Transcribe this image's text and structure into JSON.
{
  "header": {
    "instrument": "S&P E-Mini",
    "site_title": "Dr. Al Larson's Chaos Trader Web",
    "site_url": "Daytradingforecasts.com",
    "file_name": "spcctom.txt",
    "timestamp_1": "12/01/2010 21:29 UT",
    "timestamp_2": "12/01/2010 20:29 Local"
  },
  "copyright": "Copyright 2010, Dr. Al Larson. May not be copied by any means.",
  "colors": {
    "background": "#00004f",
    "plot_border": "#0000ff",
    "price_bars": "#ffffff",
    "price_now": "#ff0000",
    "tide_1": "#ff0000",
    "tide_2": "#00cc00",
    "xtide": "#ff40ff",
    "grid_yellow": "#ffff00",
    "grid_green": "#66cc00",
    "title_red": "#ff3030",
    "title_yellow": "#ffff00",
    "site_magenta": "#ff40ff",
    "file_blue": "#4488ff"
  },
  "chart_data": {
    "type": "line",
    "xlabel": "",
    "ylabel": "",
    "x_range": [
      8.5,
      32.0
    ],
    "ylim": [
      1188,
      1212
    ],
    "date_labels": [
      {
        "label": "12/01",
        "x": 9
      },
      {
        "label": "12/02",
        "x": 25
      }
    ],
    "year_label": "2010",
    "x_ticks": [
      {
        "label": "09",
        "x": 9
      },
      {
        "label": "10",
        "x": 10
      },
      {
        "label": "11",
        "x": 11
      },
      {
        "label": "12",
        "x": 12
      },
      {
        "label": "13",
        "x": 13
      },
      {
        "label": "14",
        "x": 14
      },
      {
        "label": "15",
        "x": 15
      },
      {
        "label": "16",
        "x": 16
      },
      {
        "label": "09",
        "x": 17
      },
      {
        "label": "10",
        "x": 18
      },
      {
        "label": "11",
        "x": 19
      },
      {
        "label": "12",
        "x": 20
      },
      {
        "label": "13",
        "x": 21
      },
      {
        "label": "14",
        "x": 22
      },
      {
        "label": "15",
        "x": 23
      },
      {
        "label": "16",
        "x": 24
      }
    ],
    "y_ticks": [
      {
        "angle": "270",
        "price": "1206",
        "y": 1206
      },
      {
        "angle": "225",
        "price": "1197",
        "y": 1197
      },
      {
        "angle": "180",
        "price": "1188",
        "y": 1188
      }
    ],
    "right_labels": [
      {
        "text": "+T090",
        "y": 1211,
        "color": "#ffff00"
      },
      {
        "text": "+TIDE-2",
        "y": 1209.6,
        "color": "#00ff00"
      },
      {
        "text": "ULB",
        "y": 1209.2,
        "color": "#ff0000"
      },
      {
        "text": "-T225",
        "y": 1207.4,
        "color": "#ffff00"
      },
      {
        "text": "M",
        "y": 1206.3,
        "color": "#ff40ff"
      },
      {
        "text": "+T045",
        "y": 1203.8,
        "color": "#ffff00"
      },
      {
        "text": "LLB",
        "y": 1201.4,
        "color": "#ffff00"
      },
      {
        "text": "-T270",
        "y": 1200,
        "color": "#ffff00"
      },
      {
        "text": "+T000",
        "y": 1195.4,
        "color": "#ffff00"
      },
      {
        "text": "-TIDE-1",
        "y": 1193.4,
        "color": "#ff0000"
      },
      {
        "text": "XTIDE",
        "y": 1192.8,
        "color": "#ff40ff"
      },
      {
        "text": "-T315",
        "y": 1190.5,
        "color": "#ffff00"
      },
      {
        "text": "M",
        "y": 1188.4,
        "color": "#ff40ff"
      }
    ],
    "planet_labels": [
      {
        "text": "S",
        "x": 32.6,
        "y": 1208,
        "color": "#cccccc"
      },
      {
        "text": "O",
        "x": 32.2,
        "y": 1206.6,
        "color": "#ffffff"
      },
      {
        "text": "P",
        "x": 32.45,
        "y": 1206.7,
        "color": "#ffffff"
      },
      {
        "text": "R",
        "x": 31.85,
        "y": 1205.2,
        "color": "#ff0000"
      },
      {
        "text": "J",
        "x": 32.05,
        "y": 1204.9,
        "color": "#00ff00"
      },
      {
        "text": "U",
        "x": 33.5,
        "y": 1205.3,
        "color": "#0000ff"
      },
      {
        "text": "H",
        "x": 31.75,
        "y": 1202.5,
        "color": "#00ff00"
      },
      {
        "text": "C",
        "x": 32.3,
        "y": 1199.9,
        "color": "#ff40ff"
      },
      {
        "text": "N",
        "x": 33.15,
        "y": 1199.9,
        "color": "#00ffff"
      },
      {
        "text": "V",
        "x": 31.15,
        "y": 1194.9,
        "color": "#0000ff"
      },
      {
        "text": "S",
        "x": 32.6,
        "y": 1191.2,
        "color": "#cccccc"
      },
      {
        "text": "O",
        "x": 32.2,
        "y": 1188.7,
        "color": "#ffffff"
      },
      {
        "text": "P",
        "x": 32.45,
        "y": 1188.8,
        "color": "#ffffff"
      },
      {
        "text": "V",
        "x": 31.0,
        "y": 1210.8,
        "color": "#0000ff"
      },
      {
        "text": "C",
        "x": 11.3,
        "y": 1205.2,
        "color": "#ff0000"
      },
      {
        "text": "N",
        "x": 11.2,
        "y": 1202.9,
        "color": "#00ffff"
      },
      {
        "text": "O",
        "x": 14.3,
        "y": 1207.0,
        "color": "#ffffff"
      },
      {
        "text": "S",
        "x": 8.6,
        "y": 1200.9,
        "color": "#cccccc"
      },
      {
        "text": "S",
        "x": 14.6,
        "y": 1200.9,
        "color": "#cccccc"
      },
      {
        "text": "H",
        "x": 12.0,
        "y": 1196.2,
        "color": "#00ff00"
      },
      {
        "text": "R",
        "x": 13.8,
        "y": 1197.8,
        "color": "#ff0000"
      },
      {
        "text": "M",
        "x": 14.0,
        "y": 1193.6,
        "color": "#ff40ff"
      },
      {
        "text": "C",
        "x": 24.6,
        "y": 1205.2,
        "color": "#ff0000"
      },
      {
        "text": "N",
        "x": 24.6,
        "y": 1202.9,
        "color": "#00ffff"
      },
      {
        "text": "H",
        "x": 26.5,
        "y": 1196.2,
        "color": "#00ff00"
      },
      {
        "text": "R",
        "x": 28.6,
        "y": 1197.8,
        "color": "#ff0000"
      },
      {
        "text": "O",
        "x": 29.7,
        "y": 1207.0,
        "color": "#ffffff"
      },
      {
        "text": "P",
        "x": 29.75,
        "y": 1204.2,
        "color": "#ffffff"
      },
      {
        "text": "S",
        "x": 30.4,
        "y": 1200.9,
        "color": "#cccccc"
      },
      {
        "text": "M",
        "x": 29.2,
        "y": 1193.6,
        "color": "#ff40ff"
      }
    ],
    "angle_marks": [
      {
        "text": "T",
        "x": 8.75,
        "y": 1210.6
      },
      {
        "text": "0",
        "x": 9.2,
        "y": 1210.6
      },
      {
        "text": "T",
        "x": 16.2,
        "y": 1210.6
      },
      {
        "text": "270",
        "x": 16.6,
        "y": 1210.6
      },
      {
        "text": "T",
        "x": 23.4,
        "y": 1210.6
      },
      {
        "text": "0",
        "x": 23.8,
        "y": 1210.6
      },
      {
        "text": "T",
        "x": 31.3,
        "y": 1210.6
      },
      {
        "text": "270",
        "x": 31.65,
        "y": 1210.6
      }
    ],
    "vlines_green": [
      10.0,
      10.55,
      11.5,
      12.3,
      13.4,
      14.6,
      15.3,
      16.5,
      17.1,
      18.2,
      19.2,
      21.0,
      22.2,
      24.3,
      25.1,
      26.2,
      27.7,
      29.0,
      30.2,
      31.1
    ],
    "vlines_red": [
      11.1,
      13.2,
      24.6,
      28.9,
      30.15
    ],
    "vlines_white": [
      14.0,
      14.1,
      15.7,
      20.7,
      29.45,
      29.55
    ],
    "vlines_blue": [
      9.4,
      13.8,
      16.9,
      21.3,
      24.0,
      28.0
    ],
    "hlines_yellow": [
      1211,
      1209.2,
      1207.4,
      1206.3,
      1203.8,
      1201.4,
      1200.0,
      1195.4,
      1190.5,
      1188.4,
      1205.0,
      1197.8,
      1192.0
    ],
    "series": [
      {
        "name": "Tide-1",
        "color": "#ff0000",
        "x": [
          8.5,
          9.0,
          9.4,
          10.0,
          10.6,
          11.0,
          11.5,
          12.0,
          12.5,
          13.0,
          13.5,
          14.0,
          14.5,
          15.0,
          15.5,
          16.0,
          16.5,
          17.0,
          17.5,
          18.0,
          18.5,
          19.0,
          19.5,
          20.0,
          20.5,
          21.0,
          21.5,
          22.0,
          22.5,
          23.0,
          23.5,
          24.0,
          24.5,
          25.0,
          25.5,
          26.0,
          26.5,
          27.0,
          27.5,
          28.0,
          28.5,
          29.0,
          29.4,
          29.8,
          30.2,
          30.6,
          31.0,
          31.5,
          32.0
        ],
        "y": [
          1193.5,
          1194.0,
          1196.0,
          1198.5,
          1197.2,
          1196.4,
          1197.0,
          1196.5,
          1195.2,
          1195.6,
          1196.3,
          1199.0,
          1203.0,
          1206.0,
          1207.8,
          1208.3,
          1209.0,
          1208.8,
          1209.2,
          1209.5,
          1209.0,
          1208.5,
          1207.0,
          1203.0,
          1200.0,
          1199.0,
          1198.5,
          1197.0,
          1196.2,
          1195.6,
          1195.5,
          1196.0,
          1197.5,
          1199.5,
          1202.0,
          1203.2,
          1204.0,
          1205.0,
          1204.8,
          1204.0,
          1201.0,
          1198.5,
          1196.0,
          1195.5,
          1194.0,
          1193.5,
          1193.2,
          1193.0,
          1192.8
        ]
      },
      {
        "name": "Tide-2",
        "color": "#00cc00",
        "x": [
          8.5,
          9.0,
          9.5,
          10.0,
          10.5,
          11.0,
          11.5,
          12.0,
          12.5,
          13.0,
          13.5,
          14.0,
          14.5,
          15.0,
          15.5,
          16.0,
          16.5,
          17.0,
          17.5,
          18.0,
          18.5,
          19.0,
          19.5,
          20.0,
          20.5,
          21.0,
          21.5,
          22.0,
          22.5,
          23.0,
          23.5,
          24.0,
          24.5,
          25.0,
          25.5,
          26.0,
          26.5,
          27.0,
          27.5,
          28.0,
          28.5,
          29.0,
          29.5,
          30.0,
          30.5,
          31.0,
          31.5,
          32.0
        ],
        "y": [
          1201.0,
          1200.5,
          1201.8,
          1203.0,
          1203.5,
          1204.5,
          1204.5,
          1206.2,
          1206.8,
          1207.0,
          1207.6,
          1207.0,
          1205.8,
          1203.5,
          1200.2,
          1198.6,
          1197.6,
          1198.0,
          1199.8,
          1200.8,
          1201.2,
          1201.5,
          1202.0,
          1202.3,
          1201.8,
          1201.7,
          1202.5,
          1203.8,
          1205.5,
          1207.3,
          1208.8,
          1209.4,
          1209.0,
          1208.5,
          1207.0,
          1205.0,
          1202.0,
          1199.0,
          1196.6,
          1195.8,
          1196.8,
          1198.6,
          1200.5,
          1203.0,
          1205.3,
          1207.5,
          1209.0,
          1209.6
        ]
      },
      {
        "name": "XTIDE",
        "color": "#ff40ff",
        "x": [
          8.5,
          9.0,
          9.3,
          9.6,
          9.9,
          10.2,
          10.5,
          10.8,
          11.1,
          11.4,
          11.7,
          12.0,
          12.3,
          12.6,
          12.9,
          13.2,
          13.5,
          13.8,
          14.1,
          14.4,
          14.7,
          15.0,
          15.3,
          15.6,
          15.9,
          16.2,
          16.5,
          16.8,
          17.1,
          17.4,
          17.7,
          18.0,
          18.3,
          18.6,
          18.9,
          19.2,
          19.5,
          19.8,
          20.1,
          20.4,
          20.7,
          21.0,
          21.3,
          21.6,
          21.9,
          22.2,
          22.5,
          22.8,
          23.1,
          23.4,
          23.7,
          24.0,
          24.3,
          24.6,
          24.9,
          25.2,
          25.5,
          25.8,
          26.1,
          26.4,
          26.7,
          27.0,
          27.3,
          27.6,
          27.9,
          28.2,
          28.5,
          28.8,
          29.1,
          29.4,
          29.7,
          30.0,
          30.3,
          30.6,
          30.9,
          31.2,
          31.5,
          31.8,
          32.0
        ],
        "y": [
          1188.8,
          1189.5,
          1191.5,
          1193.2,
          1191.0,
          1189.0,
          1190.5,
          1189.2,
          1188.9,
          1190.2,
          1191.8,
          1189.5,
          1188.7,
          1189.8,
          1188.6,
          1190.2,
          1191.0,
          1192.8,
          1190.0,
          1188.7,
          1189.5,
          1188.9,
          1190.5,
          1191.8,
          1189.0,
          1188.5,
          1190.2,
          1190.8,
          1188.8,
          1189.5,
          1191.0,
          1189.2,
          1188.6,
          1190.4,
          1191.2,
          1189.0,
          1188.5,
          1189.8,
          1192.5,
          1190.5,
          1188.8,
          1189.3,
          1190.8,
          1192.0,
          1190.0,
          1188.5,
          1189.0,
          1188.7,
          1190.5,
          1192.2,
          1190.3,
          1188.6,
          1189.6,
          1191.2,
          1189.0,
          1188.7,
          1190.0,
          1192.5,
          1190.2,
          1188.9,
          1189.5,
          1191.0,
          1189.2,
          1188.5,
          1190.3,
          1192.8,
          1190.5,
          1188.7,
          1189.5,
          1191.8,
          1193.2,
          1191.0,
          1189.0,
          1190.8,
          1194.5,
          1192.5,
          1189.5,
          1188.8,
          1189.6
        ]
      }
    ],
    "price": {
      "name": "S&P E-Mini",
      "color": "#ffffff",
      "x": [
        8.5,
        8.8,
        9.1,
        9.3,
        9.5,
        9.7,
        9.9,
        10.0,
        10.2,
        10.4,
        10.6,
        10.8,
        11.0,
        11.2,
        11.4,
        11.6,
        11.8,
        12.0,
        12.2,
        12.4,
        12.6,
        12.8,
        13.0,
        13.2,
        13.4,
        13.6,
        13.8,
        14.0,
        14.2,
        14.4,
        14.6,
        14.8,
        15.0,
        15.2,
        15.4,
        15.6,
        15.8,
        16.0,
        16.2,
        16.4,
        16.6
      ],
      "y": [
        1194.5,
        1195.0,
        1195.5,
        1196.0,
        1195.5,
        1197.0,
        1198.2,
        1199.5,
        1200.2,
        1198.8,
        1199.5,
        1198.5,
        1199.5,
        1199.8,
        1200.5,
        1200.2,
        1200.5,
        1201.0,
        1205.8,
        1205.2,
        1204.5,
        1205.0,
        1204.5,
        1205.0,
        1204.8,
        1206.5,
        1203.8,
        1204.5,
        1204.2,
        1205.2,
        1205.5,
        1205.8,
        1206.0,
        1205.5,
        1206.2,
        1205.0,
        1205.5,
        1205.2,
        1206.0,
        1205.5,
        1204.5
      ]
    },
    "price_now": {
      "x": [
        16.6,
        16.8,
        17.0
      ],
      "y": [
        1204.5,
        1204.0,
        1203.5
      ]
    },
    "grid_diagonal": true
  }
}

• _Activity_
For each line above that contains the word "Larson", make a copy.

• _Reply_
    "site_title": "Dr. Al Larson's Chaos Trader Web",
  "copyright": "Copyright 2010, Dr. Al Larson. May not be copied by any means.",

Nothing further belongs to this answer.